Could you show all lines in the entries below that contain the string "location"?

** Opening PROVIDED DATA block **

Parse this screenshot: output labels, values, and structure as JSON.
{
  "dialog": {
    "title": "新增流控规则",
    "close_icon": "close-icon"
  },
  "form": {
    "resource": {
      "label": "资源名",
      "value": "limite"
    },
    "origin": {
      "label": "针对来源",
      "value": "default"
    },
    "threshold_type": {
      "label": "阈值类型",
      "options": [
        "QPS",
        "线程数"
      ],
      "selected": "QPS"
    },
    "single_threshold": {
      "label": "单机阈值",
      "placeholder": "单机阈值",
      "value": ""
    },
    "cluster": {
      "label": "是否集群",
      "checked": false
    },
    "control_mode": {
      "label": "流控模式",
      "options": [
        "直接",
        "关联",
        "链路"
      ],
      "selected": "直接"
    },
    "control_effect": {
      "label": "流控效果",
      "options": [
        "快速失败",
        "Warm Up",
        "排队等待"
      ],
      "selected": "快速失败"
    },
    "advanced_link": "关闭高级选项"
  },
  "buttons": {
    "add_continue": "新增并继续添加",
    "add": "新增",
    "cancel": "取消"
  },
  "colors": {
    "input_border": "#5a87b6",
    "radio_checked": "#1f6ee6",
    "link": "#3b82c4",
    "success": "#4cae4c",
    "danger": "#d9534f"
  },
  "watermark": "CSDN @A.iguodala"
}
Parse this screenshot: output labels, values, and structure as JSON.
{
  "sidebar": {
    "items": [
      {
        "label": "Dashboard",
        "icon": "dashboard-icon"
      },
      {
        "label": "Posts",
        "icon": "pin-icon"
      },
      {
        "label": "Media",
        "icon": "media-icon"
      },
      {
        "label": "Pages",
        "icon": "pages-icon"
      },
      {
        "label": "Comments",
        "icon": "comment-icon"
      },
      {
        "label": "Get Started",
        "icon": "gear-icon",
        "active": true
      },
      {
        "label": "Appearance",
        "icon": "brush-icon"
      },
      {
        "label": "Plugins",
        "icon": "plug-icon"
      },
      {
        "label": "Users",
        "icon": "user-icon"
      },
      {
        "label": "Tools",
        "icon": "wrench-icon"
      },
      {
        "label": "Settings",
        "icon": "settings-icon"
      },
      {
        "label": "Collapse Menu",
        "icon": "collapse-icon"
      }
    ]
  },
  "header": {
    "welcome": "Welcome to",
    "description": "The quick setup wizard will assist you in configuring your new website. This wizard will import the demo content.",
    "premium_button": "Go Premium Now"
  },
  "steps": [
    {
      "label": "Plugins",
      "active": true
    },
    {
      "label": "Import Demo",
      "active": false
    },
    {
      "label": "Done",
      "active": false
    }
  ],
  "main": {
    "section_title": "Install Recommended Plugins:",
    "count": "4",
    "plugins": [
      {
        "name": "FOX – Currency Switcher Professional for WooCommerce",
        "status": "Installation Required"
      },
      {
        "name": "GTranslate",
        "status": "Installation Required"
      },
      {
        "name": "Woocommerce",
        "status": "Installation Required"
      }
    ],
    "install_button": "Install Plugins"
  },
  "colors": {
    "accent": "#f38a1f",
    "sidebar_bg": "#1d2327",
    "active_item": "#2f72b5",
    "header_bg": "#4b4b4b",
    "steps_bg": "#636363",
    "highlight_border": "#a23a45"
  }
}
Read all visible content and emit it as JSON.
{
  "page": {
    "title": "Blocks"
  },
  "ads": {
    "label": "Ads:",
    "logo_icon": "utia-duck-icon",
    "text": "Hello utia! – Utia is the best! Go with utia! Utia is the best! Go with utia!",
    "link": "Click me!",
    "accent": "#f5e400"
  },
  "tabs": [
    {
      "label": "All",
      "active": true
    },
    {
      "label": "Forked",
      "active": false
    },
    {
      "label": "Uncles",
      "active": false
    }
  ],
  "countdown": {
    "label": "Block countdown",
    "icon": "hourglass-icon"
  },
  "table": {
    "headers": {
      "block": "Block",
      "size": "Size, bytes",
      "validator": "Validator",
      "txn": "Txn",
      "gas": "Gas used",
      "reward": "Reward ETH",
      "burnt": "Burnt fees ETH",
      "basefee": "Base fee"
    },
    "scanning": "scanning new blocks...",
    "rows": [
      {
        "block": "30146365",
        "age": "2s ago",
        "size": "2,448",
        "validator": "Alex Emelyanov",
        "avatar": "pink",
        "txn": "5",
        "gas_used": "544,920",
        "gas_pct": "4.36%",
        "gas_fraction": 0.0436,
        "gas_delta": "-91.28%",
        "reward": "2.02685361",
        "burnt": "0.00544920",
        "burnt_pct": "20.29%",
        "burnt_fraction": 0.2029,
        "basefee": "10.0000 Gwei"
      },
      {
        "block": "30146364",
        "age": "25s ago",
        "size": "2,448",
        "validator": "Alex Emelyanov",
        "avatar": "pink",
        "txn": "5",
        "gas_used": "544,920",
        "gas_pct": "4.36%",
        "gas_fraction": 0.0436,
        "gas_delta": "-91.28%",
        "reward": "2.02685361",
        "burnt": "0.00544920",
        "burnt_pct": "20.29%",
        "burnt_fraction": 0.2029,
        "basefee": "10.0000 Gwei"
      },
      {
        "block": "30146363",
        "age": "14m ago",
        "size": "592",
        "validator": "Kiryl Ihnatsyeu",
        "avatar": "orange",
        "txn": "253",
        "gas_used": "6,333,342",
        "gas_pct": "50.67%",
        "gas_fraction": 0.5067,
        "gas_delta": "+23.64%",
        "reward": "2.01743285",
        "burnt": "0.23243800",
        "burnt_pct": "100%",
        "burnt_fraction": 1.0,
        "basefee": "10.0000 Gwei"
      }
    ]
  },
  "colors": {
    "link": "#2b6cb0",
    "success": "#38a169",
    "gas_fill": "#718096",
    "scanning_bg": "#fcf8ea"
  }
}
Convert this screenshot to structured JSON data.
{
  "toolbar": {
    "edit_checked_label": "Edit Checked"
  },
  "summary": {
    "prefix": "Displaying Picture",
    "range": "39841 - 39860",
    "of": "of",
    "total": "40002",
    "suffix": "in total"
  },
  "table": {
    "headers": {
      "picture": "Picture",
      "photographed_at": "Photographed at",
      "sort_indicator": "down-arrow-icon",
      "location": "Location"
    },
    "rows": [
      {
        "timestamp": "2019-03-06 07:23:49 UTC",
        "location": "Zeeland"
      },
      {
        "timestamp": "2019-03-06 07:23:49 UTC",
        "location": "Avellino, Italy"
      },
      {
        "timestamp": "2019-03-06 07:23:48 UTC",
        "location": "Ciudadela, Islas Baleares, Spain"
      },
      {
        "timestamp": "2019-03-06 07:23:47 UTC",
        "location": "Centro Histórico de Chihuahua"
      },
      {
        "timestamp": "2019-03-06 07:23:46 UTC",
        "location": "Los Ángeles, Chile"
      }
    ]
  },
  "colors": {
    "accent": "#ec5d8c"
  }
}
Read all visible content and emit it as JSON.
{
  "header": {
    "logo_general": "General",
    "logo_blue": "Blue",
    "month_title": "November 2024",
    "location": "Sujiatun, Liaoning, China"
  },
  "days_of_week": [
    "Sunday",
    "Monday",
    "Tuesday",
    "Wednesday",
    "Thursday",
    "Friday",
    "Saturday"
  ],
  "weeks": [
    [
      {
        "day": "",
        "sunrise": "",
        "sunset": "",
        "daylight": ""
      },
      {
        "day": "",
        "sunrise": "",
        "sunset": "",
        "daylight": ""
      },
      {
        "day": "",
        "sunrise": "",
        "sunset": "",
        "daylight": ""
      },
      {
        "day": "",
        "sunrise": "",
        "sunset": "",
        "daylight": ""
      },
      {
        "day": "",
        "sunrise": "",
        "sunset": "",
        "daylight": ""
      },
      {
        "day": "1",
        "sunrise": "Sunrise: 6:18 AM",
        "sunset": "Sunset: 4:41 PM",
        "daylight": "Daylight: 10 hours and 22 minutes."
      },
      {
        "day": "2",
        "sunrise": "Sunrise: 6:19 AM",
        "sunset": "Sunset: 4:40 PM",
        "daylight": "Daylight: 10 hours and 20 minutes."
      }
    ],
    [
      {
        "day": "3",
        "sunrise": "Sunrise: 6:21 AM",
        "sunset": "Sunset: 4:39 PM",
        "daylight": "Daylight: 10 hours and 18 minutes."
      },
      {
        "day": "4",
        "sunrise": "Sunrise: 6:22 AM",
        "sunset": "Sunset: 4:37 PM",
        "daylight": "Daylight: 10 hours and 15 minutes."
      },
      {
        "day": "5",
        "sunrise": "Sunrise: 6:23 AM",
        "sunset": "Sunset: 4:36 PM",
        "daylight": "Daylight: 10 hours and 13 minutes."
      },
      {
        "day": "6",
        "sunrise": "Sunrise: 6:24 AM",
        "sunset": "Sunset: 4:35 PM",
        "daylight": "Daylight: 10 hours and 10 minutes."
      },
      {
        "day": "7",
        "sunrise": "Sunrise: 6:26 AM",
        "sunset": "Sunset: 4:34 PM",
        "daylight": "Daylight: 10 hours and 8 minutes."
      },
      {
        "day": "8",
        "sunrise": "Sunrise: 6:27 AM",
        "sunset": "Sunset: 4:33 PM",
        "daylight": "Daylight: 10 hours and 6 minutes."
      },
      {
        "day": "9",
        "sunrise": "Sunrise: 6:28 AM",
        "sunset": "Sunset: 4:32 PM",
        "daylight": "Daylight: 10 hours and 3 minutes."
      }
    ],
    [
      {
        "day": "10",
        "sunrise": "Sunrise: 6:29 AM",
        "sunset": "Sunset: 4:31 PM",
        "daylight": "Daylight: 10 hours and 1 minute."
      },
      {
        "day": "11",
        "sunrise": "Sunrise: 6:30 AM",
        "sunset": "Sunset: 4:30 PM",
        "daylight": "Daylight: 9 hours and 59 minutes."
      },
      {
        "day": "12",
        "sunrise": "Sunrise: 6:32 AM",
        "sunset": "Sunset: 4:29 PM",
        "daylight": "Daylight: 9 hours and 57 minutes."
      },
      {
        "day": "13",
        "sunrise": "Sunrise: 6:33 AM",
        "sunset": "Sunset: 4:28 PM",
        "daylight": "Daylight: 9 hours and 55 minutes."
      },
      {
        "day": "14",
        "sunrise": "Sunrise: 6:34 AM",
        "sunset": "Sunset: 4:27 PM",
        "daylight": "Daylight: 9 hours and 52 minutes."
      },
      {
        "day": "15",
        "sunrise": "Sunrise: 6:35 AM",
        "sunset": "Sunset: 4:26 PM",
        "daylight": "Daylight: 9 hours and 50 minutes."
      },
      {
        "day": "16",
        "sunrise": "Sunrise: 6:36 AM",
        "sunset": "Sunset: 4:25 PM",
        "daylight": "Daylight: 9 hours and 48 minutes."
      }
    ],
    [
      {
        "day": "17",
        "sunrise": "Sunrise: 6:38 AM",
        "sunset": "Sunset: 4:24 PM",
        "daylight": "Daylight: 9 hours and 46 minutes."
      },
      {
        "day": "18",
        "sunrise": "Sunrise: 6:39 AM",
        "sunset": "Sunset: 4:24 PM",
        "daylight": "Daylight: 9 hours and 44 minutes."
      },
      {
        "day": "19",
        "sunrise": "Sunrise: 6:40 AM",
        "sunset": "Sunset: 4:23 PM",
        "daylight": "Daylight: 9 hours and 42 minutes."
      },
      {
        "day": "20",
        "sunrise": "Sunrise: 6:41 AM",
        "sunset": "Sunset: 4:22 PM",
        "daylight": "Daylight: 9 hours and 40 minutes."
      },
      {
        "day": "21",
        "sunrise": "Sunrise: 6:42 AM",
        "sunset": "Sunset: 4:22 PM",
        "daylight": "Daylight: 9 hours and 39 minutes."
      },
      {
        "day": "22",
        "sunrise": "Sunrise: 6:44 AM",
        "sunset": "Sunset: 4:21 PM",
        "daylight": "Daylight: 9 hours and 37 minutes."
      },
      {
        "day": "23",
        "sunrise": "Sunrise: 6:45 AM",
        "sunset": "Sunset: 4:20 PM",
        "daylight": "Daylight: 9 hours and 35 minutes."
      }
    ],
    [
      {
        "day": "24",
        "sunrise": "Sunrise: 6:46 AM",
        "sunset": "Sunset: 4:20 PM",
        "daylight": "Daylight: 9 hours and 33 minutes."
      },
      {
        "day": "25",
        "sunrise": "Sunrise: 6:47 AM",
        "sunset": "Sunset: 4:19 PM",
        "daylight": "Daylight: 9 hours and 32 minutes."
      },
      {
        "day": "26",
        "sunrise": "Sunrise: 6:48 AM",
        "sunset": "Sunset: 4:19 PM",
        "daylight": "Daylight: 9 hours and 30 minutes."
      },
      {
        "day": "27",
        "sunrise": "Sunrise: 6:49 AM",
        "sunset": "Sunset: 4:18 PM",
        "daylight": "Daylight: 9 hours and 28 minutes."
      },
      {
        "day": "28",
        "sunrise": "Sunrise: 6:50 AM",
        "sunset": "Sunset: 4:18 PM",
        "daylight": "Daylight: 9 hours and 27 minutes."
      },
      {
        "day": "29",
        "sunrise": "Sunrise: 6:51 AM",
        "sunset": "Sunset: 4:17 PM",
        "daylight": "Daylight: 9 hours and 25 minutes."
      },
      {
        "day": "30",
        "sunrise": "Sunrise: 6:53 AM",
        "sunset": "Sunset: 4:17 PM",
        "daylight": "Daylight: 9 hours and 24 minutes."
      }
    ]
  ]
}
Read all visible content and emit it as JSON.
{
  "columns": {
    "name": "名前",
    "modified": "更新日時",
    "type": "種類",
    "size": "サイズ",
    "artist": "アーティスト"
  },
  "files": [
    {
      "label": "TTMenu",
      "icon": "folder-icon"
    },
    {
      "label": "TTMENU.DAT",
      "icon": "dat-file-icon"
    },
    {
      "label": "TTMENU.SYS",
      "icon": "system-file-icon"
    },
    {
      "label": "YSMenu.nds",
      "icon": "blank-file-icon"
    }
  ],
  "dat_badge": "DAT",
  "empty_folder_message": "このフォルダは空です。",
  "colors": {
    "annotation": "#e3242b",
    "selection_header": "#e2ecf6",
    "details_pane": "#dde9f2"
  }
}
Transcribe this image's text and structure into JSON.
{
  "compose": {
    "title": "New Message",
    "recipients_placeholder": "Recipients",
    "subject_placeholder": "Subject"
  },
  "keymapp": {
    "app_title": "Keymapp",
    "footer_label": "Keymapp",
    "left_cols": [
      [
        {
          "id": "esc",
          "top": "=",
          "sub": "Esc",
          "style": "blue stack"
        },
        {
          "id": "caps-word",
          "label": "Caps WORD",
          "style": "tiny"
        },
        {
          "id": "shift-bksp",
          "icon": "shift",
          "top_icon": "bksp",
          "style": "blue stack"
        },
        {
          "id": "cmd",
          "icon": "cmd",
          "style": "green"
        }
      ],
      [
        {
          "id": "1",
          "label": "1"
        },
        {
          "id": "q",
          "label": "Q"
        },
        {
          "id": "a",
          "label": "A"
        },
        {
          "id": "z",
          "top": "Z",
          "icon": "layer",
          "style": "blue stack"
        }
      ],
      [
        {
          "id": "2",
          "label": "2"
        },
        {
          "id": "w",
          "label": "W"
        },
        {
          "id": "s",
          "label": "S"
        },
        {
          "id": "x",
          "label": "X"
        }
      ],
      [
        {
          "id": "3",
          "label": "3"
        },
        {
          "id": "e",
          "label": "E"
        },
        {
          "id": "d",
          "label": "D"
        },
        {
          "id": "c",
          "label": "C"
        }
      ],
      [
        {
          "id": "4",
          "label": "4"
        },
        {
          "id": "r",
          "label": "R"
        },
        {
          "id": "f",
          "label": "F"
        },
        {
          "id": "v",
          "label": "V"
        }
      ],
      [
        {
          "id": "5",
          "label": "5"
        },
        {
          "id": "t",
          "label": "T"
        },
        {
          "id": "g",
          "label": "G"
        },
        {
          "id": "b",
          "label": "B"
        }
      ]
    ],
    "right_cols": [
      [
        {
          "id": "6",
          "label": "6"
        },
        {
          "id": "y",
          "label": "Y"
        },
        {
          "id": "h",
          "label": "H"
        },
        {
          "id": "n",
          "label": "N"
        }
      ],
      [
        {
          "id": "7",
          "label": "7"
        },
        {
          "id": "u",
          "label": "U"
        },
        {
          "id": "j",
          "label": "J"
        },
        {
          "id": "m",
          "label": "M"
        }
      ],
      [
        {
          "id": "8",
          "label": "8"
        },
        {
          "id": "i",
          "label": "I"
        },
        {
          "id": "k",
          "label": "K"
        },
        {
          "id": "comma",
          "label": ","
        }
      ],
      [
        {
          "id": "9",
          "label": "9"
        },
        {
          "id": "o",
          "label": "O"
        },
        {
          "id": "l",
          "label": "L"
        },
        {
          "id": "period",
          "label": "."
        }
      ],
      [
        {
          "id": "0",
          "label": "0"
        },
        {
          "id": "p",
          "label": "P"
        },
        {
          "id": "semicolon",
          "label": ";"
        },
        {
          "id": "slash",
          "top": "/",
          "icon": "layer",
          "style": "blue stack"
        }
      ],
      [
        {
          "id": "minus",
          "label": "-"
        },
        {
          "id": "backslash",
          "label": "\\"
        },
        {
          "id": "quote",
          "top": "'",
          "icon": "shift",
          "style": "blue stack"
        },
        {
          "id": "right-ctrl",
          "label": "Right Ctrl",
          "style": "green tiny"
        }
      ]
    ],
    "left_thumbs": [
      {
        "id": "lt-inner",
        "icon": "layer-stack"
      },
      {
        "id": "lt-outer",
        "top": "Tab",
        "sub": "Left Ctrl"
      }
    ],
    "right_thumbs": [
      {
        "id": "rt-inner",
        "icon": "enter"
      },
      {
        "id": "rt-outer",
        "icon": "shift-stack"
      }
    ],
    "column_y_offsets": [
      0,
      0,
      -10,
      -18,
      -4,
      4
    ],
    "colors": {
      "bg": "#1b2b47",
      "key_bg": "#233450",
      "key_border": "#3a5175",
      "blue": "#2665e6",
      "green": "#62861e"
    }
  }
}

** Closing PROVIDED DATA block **

- [ANSWER BOX]:
      "location": "Location"
        "location": "Zeeland"
        "location": "Avellino, Italy"
        "location": "Ciudadela, Islas Baleares, Spain"
        "location": "Centro Histórico de Chihuahua"
        "location": "Los Ángeles, Chile"
    "location": "Sujiatun, Liaoning, China"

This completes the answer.